Coming in December is the highly anticipated prequel to The Lord of the Rings trilogy, The Hobbit: An Unexpected Journey, part one of the two-part story; its sequel, The Hobbit: There and Back Again, will release next year. There is positive and negative buzz surrounding the release of the film, which is directed by Peter Jackson. The opposition to the Hobbit movie is surprising to many more casual fans (loosely translated: fans who have only seen the movies and not read the books), however. Jackson did a fantastic job directing the first three movies; what could be the problem with this one? Absolutely everything.
Many of these anti-Hobbit grumbles come from scorned fans who have seen other fandoms crash and burn after the making of a prequel — most notably, fans of the Star Wars series. These angry fanboys and girls have been quick to decide that there is absolutely no way for this movie to turn out okay, based on analysis of the novel that it centers around.

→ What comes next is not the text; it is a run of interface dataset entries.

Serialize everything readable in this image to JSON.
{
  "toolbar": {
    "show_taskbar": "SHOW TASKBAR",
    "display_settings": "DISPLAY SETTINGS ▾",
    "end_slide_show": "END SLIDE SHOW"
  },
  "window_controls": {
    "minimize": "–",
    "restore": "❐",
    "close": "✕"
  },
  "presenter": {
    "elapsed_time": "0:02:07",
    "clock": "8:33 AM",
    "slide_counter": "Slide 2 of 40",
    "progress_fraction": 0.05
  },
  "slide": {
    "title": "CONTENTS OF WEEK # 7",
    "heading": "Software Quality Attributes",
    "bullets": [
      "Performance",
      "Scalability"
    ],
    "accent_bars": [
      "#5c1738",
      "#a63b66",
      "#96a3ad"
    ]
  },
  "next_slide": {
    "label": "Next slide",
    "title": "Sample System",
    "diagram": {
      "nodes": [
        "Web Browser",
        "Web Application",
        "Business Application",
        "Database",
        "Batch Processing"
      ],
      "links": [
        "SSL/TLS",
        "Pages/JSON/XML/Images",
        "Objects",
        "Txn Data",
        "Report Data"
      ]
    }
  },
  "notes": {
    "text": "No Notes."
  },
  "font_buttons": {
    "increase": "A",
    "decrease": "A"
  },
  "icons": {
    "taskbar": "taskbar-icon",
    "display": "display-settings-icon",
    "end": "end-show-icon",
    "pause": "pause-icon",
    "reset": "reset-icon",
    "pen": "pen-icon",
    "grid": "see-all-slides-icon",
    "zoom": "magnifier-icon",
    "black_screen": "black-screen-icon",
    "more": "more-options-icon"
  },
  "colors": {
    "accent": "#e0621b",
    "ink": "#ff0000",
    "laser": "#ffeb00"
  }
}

The Hobbit is a far lighter work than the additional books in the series that have already been made into films. Even though the book deals with some gory and disturbing subject matter, such as dwarf genocide via a fire-breathing dragon, deadly revenge, and the greatly feared One Ring, it is still a cheerful children’s tale, at its core. By no means can The Hobbit be described as high fantasy, and it stands in stark contrast to the war-centered, intense Lord of the Rings books and the lofty, intellectual Silmarillion.
The issue comes with the tone of the movie. If the work tries to match the mood of the successful LOTR films, with all of their action and suspense, it will fail miserably at being a passable representation of The Hobbit itself. But if the movie reflects the jolly fairy story feeling of the book it is based off of, it will come off as, well, very silly. Much like the reaction of Star Wars fans to the prequel movies that George Lucas geared more towards a younger generation, LOTR fans will feel their intelligence mocked if forced to endure a slapstick comedy featuring some of the most dark and compelling characters of their beloved series. On the other hand, if the movie ends up being a dark counterpart to the LOTR tonal canon, hardcore fans will be horrified by how their treasured book has been ruined. (Yes, it is that serious.)
More outrage comes from the fact that The Hobbit footage that has been seen so far has been dismissed as far too flashy and sharp. Critics feel that it doesn’t fit with the other movies at all, due to the use of high-definition filming technology, resulting in a frame rate double that seen in the LOTR trilogy films (48 FPS, or frames-per-second, versus 24). What does this mean in layman’s terms? The Hobbit is going to have video quality similar to that of live television. Those who have seen the footage are concerned that the light colors are just too bright and the dark colors are far too shadowy. Everything is described as being too much visually.
According to movie reviewer Devin Faraci, who got one of the first glances of finished Hobbit footage: “The 48 FPS footage I saw looked terrible. It looked completely non-cinematic. The sets looked like sets. I’ve been on sets of movies on the scale of The Hobbit, and sets don’t even look like sets when you’re on them live… but these looked like sets. The other comparison I kept coming to, as I was watching the footage, was that it all looked like behind-the-scenes video. The magical illusion of cinema is stripped away completely.”
Like any other recent movie series, there will always be technological advancements in filming and special effects that will outshine the earlier movies made. LOTR fans simply want consistency. They fear that if the movies are watched in the original chronological order of J.R.R. Tolkien’s lore that movie goers will be disappointed with the quality of the earlier films after viewing The Hobbit. Fans of the movies were delighted by the consistency among the first three films, something that is, as far as we can tell before it is released, lacking in the newest movie.
So, has The Hobbit always been doomed to the list of movies that “Should Never Happen for the Love of All That Is Good, Unless You Want to Alienate Your Fan Base Beyond Recognition”? Not at all! The Hobbit would have been a wonderful movie and none of these problems would have arisen if The Hobbit were simply the first movie presented to audiences. The advancement from the light, whimsical fantasy of The Hobbit to the serious, ethically challenging themes of The Lord of the Rings would not have been an issue. Series such as Harry Potter handled getting increasingly darker beautifully. The movies would have grown with the audience in regards to tone, as well as technological cinematic effects.
This Middle Earth fan hasn’t given up all hope. Even though I have my doubts about the timing of the movie and its quality in comparison to the original LOTR trilogy films, it will just be too hard to stay away. Expect to see me at the premiere with a look of nervous anticipation on my face, waiting to see what will become of the series that I have grown to love.